Those at Port Arthur rally against police brutality share experiences, hopes for future
Published 8:01 pm Tuesday, June 2, 2020
Mary Sterling still remembers the taunts and threats to her and her friends when they were teenagers in Beaumont.
The African American woman shared some of her stories Tuesday evening with a reporter, all the while the Texas sun beating down on her head as her great grandson jockeying for her attention between each break in the conversation.
“You don’t ever forget that,” Sterling said. “It’s all in here.”
Sterling and her sister moved to Beaumont with their mom in 1955.
She was a teenager.
“We would walk to downtown Beaumont and always had problems with whatever young white person was around in the area,” she said. “We would be walking on the sidewalk and here come the girls behind you, ‘N—–, get your ass off this sidewalk. You see us walking here.’ We didn’t talk back. If we talked back to them there would be some kind of repercussions.”
Sterling says she remembers in 1958 returning from a dance in Downtown Beaumont with her friends.
“We walked and on the way back we encountered a motorcycle gang with white boys,” she said. “They just rode all around us trying to scare us, and we were scared. They took off because we stopped moving. We didn’t move anymore.”
Sterling, who moved to Port Arthur in 1970, shared her stories before the beginning of Tuesday’s NAACP and City of Port Arthur rally and protest calling for an end to police brutality.
Port Arthur, like so many cities across the globe, is responding to the killing last week of Houston-native George Floyd, an African-American man who died following a filmed encounter with Minneapolis, Minnesota, police.
“You can tell by looking at me that I have been here awhile,” Sterling said. “I have been through all types of situations that can possibly happen to somebody that has been disrespected because of race. It’s not OK to be judged for my race.”
The retired security guard from the Valero refinery has raised six children in Port Arthur.
She wants those who see her and other African Americans to know, “we are all alike. It’s not like we are born with a tail or Devil-spiked ears. I don’t understand. It’s been like this ever since I was a little kid.”
She remains skeptical she will see real change in her lifetime because she was around to see great leaders like Dr. Martin Luther King Jr. and others try to make a difference.

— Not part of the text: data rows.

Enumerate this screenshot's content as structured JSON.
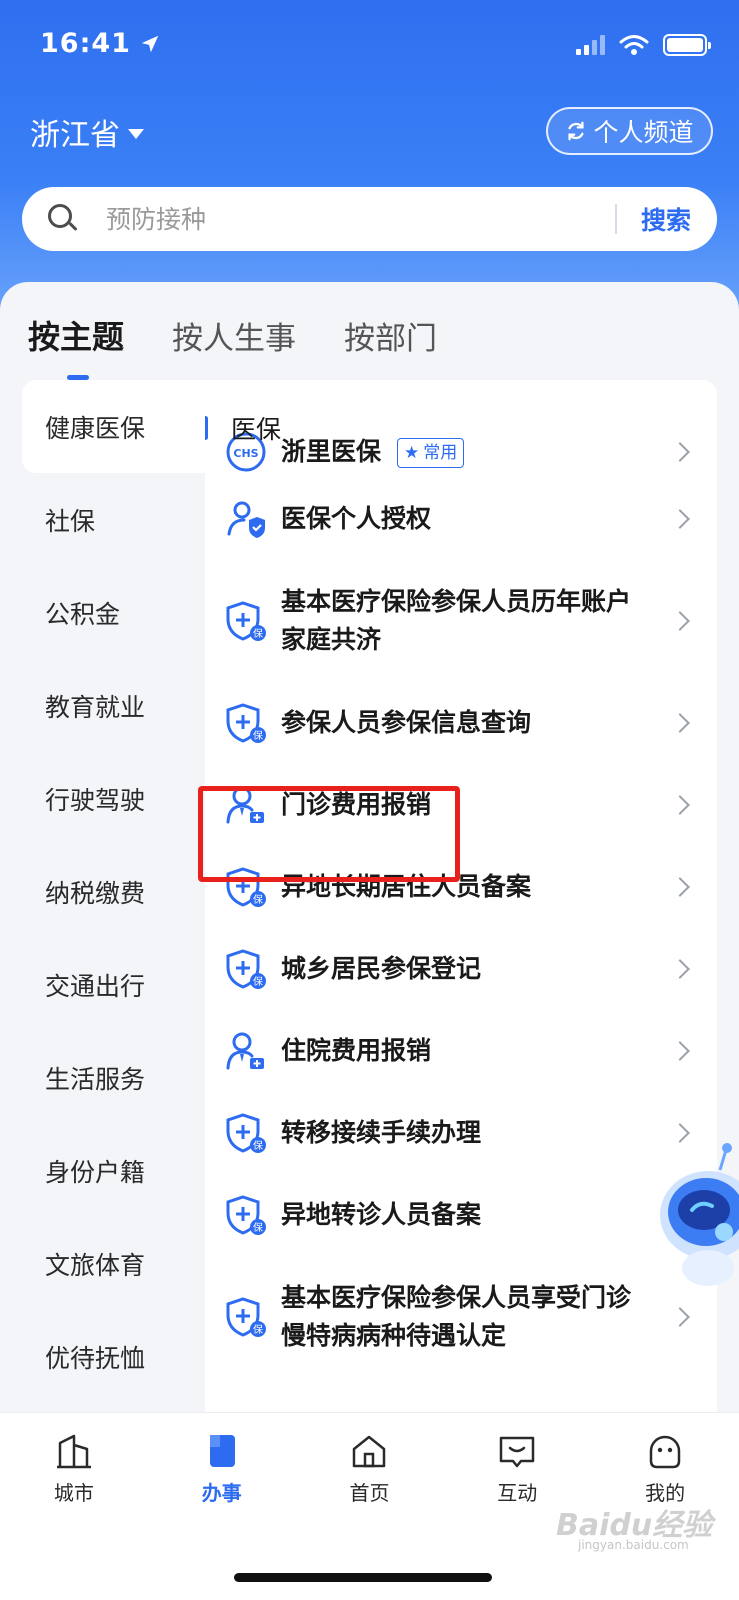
{
  "status_bar": {
    "time": "16:41"
  },
  "header": {
    "province": "浙江省",
    "channel_button": "个人频道",
    "search_placeholder": "预防接种",
    "search_button": "搜索"
  },
  "tabs": [
    {
      "label": "按主题",
      "active": true
    },
    {
      "label": "按人生事",
      "active": false
    },
    {
      "label": "按部门",
      "active": false
    }
  ],
  "categories": [
    {
      "label": "健康医保",
      "active": true
    },
    {
      "label": "社保"
    },
    {
      "label": "公积金"
    },
    {
      "label": "教育就业"
    },
    {
      "label": "行驶驾驶"
    },
    {
      "label": "纳税缴费"
    },
    {
      "label": "交通出行"
    },
    {
      "label": "生活服务"
    },
    {
      "label": "身份户籍"
    },
    {
      "label": "文旅体育"
    },
    {
      "label": "优待抚恤"
    }
  ],
  "section": {
    "title": "医保"
  },
  "services": [
    {
      "label": "浙里医保",
      "icon": "chs-icon",
      "badge": "常用"
    },
    {
      "label": "医保个人授权",
      "icon": "person-check-icon"
    },
    {
      "label": "基本医疗保险参保人员历年账户家庭共济",
      "icon": "insurance-shield-icon"
    },
    {
      "label": "参保人员参保信息查询",
      "icon": "insurance-shield-icon"
    },
    {
      "label": "门诊费用报销",
      "icon": "person-medical-icon",
      "highlighted": true
    },
    {
      "label": "异地长期居住人员备案",
      "icon": "insurance-shield-icon"
    },
    {
      "label": "城乡居民参保登记",
      "icon": "insurance-shield-icon"
    },
    {
      "label": "住院费用报销",
      "icon": "person-medical-icon"
    },
    {
      "label": "转移接续手续办理",
      "icon": "insurance-shield-icon"
    },
    {
      "label": "异地转诊人员备案",
      "icon": "insurance-shield-icon"
    },
    {
      "label": "基本医疗保险参保人员享受门诊慢特病病种待遇认定",
      "icon": "insurance-shield-icon"
    }
  ],
  "bottom_tabs": [
    {
      "label": "城市",
      "icon": "city-icon"
    },
    {
      "label": "办事",
      "icon": "task-icon",
      "active": true
    },
    {
      "label": "首页",
      "icon": "home-icon"
    },
    {
      "label": "互动",
      "icon": "chat-icon"
    },
    {
      "label": "我的",
      "icon": "profile-icon"
    }
  ],
  "watermark": {
    "text": "Baidu经验",
    "sub": "jingyan.baidu.com"
  },
  "colors": {
    "primary": "#2d6cf0",
    "highlight": "#e8211c",
    "header": "#3b80f6"
  }
}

“It didn’t really change anything,” she said. “You can still walk into a store and the clerk is right behind you like you’re going to steal something.”
Also attending Tuesday’s protest in Port Arthur was Asheli Sterling, Mary Sterling’s granddaughter.
Asheli said it was important for her to attend because she is a young black woman feeling sorry for everything that goes on in the black community, especially the way police treat black males.
She has a 15-year-old son and they have talked about being careful when he is out and in contact with police officers.
“I am hopeful that things will change, but the way things are going right now with all the riots, (authorities) still are not doing anything to the guys that killed (Floyd),” Asheli said. “It seems like it’s going to take a long time, but I am praying.”
Derek Chauvin, the officer seen kneeling on Floyd’s neck for nearly nine minutes, was charged on Friday with third-degree murder and second-degree manslaughter. Still, three other officers on scene — Thomas Lane, J.A. Kueng and Tou Thao — have not been charged, despite the family’s and protesters wishes.
Asheli said local police routinely single out her brother.
“He was walking home from the store after getting us some food and they took him to jail, saying he was jaywalking,” Asheli said. “Yes, they took him to jail. They have done stuff to me before like slam me around and slam my face into the ground. It is just crazy.”
During a short interview with a local reporter before Tuesday’s protest, Catherine Glover said she was out to support the grandparents and great grandparents who worry for the safety of so many young people.
“My heart goes out to them; that’s all I can say,” she shared before being overcome with emotion.
Patsy Arceneaux wore a shirt that displayed the names of so many young African Americans who lost their lives at the hands of authority figures, like Freddie Gray, Alton Sterling and Trayvon Martin.
She said it is imperative those seeking change register to vote and make their voices heard in the selection of future leaders.
Patrick Plumer, retired from the United States Air Force, displayed his meticulously crafted sign, noting he served the Red, White and Blue flag but is continually singled out because he is black.